● **What the exercise asks**:
Find all lines with the word "this" in the material, then copy them.
Content starts
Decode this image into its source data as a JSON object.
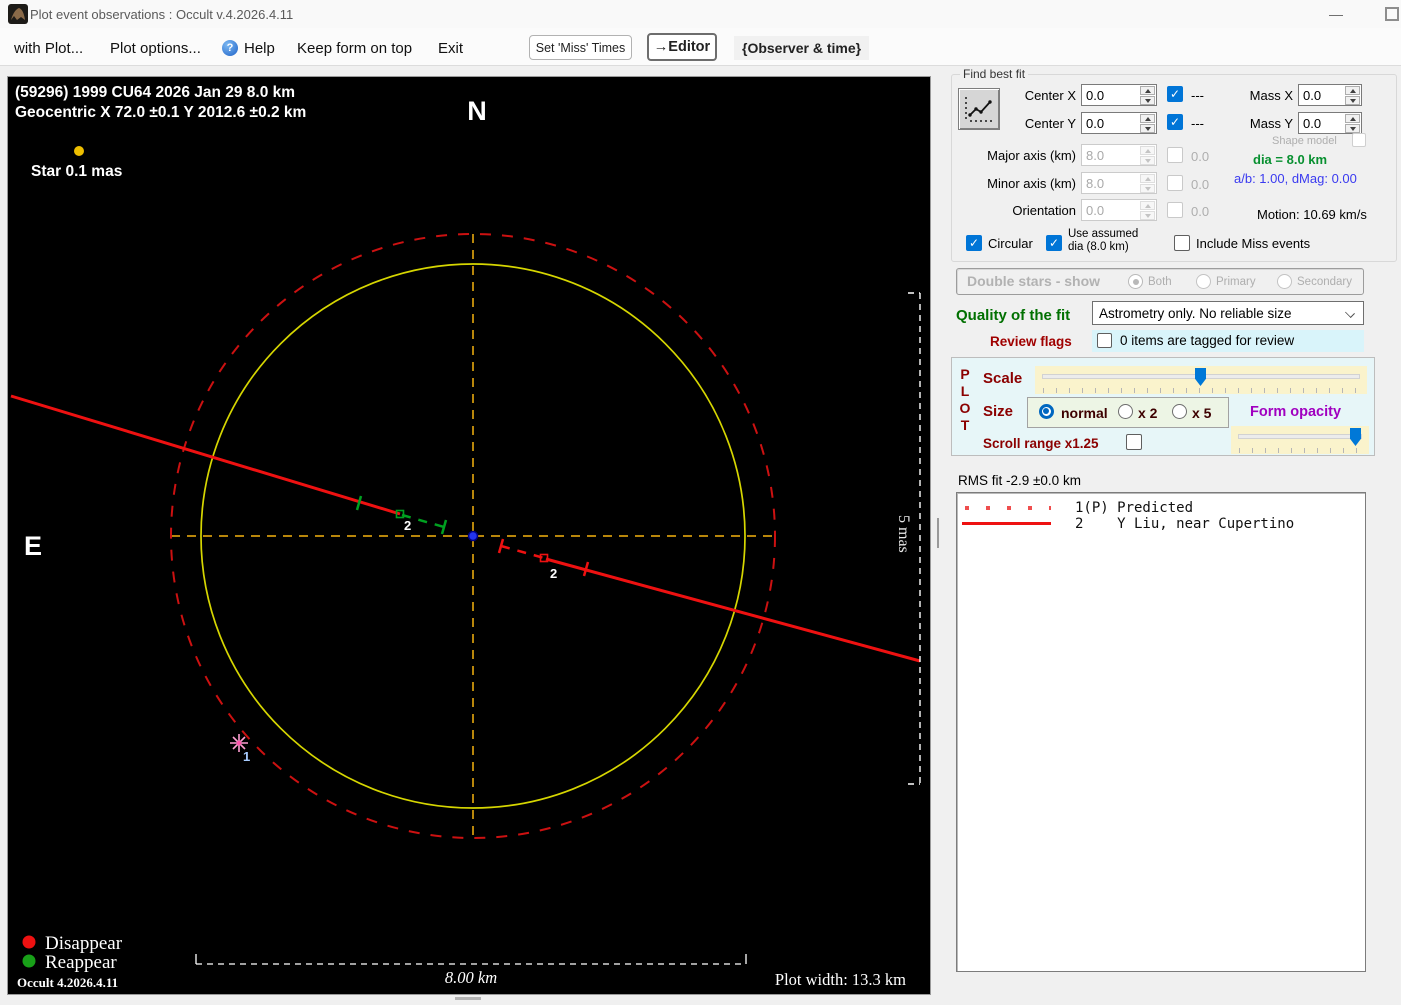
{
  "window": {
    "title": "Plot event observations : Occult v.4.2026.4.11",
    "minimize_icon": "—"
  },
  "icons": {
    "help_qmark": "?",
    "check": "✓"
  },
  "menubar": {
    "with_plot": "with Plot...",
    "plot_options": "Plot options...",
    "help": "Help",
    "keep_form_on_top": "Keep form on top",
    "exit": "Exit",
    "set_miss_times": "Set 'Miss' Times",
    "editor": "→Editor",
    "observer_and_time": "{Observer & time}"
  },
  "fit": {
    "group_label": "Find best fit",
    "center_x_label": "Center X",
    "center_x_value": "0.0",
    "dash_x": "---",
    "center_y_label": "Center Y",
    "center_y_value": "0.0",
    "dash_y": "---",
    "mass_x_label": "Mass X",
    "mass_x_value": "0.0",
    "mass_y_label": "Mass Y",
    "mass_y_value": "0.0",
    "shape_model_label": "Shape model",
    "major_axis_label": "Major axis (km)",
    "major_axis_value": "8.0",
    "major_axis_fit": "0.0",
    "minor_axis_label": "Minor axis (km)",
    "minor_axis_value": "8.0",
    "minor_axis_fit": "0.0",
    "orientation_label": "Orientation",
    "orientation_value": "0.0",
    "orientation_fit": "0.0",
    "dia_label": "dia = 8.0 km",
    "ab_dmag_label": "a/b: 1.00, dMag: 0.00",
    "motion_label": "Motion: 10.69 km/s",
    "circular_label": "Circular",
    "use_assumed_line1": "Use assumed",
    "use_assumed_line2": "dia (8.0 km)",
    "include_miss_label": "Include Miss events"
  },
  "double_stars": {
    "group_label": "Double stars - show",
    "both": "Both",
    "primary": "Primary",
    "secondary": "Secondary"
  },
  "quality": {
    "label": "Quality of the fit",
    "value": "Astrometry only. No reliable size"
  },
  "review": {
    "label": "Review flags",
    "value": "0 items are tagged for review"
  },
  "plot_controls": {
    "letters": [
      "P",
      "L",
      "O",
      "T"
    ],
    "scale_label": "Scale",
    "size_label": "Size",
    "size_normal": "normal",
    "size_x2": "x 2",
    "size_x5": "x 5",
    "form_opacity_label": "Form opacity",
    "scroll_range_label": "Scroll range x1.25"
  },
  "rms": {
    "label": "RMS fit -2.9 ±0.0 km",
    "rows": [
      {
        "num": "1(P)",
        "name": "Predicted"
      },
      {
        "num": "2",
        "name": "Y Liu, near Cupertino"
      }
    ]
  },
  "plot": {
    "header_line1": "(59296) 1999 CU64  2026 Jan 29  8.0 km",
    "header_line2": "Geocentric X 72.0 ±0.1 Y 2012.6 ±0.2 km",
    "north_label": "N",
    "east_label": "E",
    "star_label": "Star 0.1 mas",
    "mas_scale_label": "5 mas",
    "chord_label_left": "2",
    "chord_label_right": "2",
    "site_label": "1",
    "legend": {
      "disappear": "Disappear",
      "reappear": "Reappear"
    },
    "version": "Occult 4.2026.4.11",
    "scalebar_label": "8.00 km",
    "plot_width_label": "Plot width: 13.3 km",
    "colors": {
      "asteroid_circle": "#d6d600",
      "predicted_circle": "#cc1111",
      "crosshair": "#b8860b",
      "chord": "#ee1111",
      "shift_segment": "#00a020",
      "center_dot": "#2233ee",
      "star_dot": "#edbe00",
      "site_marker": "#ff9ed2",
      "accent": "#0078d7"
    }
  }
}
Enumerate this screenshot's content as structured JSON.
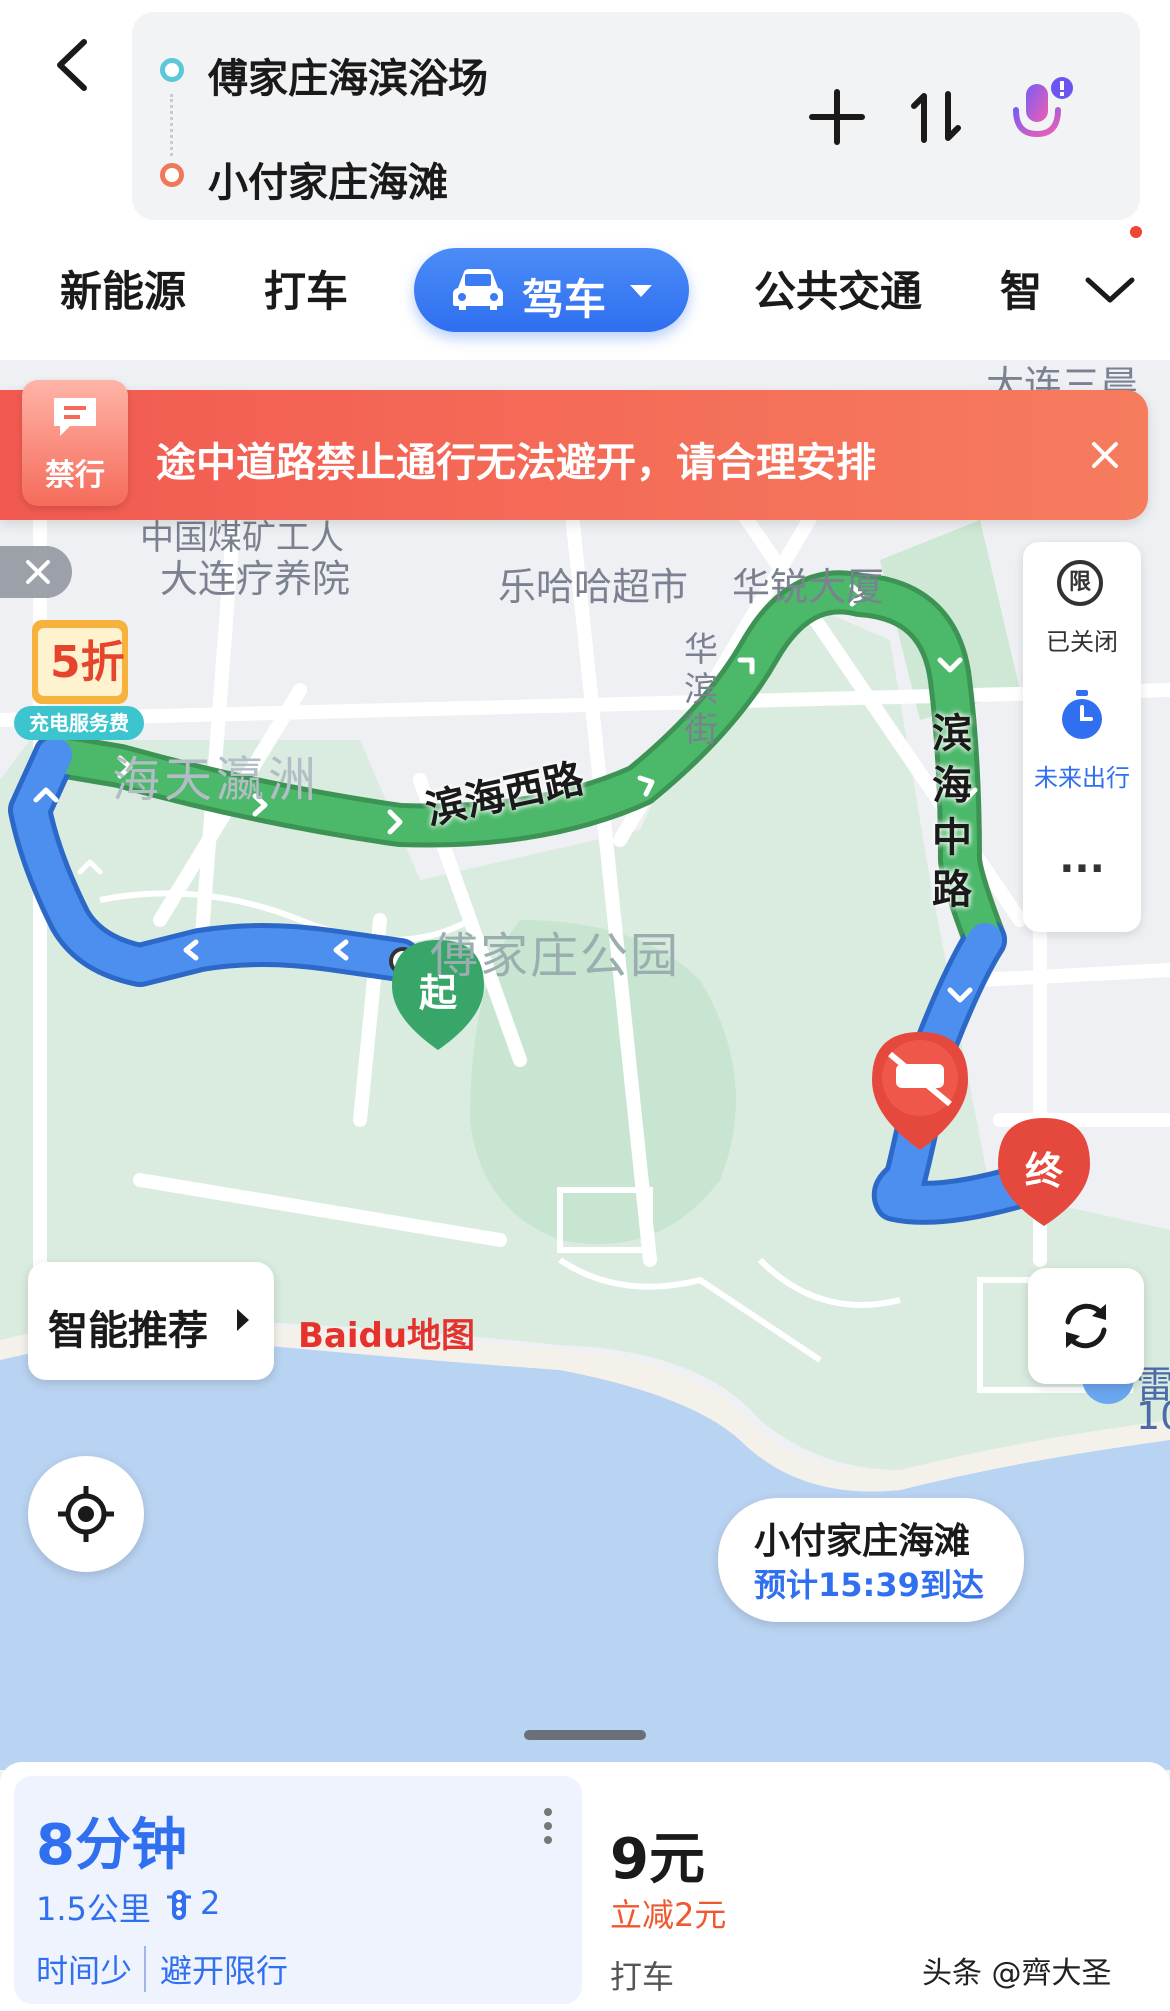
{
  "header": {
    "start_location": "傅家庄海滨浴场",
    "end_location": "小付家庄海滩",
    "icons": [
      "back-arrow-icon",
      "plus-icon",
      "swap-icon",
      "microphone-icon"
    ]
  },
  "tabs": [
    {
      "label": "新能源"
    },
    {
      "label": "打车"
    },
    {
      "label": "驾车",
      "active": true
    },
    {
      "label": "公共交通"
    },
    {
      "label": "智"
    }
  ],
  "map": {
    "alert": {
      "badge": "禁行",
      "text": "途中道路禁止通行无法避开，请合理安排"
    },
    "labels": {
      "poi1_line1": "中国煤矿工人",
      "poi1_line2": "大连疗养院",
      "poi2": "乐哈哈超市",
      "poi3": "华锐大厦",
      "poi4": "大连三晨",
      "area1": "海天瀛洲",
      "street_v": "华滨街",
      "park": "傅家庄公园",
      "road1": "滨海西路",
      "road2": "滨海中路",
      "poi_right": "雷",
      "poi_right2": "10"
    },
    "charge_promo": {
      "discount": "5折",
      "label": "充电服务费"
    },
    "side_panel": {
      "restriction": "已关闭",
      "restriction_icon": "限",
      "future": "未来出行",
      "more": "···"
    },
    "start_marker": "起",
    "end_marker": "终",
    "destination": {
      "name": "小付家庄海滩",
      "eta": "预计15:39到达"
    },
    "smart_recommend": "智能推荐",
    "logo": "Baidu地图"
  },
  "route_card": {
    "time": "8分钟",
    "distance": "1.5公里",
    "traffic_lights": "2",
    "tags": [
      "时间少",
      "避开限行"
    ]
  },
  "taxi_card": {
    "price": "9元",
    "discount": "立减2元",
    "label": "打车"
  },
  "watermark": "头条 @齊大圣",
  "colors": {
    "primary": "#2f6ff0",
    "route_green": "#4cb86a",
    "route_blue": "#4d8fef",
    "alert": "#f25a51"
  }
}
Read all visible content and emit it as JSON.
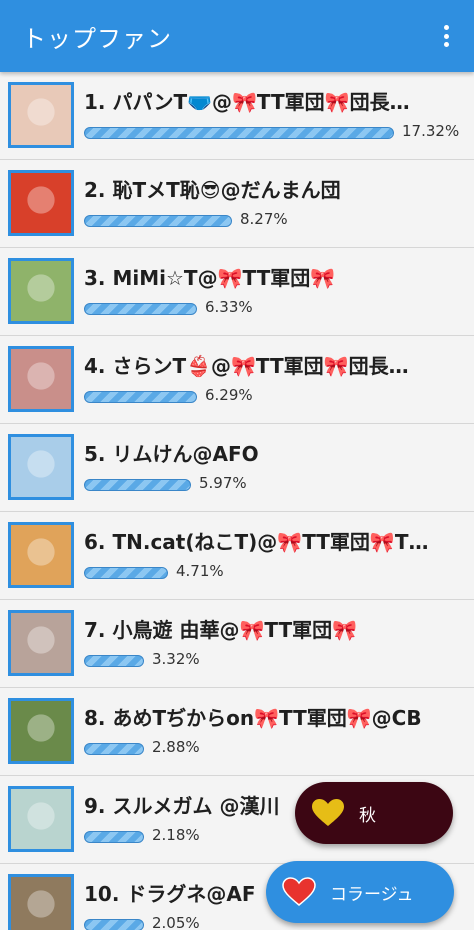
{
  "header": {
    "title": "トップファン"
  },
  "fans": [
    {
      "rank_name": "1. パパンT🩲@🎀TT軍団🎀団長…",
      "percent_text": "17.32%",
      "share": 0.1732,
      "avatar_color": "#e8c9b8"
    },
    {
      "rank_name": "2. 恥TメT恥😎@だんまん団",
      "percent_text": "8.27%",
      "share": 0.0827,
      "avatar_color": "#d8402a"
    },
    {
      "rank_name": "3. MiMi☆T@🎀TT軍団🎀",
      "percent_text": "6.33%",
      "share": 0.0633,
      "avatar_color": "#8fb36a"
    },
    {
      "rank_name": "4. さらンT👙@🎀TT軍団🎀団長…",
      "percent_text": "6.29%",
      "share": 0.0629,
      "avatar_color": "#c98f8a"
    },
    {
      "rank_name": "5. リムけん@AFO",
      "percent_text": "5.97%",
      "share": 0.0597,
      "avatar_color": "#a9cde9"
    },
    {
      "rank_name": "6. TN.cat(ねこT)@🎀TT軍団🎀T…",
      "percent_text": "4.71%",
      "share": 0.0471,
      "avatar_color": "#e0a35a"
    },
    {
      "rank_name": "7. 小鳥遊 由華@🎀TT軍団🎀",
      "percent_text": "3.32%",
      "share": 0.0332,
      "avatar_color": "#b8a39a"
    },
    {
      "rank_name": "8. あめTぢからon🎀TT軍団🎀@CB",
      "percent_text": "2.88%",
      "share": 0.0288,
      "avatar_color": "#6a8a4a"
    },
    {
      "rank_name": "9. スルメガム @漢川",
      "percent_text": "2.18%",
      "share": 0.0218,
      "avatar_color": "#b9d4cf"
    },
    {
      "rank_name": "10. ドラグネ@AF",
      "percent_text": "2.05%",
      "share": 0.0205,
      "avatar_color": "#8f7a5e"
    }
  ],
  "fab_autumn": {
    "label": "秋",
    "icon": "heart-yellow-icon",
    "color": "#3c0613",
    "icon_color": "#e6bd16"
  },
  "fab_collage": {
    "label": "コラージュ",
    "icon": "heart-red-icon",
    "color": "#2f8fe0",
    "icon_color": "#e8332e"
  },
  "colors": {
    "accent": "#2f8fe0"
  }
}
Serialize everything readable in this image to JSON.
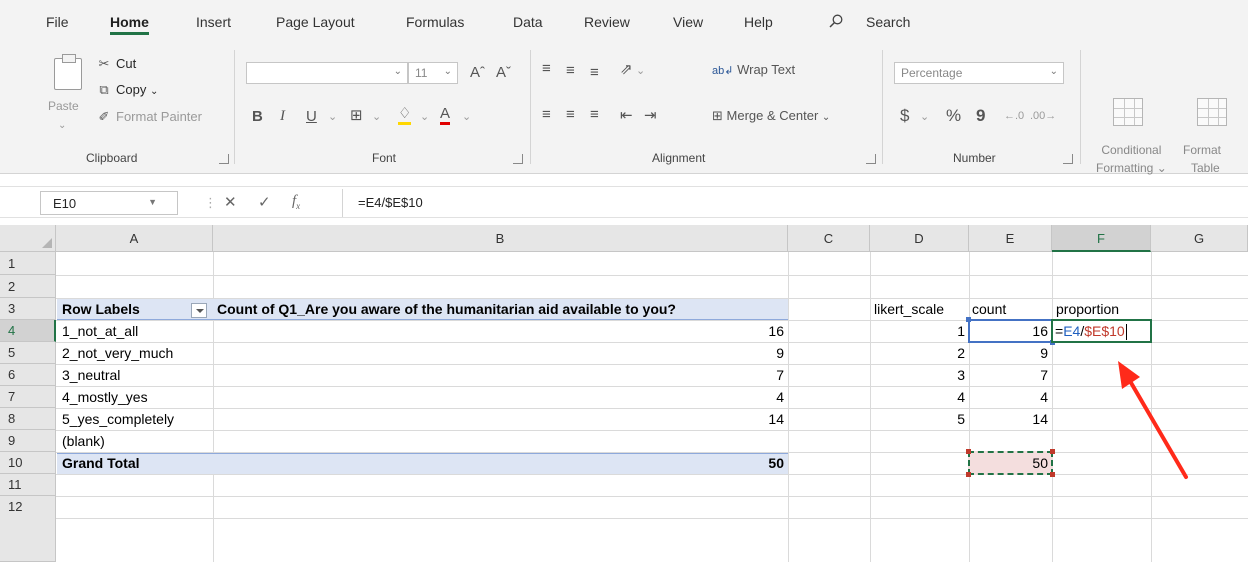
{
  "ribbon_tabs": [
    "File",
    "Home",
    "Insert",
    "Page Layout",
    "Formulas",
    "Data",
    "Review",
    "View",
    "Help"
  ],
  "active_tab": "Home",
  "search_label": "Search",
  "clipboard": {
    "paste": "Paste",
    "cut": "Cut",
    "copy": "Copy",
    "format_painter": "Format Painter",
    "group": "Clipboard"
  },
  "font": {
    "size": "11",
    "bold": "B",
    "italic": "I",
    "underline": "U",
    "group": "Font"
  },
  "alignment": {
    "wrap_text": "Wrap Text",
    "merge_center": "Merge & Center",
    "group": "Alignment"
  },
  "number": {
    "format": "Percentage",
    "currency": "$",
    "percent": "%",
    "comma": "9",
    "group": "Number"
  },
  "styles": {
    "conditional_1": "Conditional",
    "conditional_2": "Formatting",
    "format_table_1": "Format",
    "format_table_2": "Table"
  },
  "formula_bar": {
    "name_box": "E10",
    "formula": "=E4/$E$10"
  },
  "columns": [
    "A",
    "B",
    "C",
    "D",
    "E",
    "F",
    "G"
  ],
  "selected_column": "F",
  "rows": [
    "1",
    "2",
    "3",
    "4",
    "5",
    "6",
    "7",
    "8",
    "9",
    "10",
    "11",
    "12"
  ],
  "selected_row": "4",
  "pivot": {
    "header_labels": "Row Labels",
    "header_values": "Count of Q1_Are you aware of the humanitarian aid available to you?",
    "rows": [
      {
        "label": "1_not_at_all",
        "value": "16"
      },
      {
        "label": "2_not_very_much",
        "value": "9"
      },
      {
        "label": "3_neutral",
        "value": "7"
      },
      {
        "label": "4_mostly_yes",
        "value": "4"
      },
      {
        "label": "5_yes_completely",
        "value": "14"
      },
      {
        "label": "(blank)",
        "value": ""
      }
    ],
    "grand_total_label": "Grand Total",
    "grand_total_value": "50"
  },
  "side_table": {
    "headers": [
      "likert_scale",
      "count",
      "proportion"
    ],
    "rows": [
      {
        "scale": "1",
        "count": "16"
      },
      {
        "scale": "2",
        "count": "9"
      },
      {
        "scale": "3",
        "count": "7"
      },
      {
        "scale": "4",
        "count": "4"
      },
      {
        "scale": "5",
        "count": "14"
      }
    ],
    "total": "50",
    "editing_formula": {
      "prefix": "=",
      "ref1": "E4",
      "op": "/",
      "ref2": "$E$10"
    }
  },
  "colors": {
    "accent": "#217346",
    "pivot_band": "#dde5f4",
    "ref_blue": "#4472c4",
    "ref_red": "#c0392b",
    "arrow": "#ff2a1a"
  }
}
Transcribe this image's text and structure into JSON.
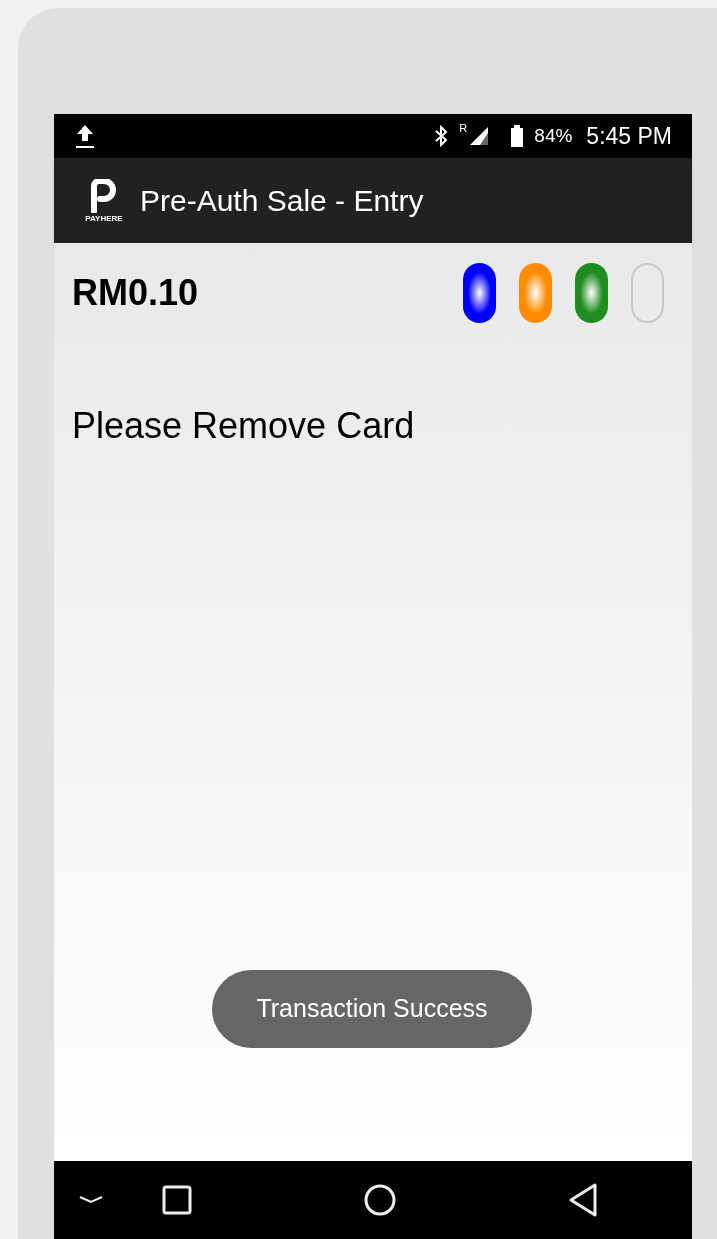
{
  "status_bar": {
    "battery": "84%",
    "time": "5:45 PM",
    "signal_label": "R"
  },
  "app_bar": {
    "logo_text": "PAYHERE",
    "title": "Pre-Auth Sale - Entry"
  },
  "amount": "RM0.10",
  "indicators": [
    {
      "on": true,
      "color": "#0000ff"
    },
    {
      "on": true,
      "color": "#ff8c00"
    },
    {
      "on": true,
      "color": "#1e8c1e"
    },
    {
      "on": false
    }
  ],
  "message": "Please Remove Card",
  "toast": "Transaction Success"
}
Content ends
● **Task response**:
Decode this image into its source data as a JSON object.
Enumerate this screenshot's content as structured JSON.
Serialize everything readable in this image to JSON.
Transcribe this image's text and structure into JSON.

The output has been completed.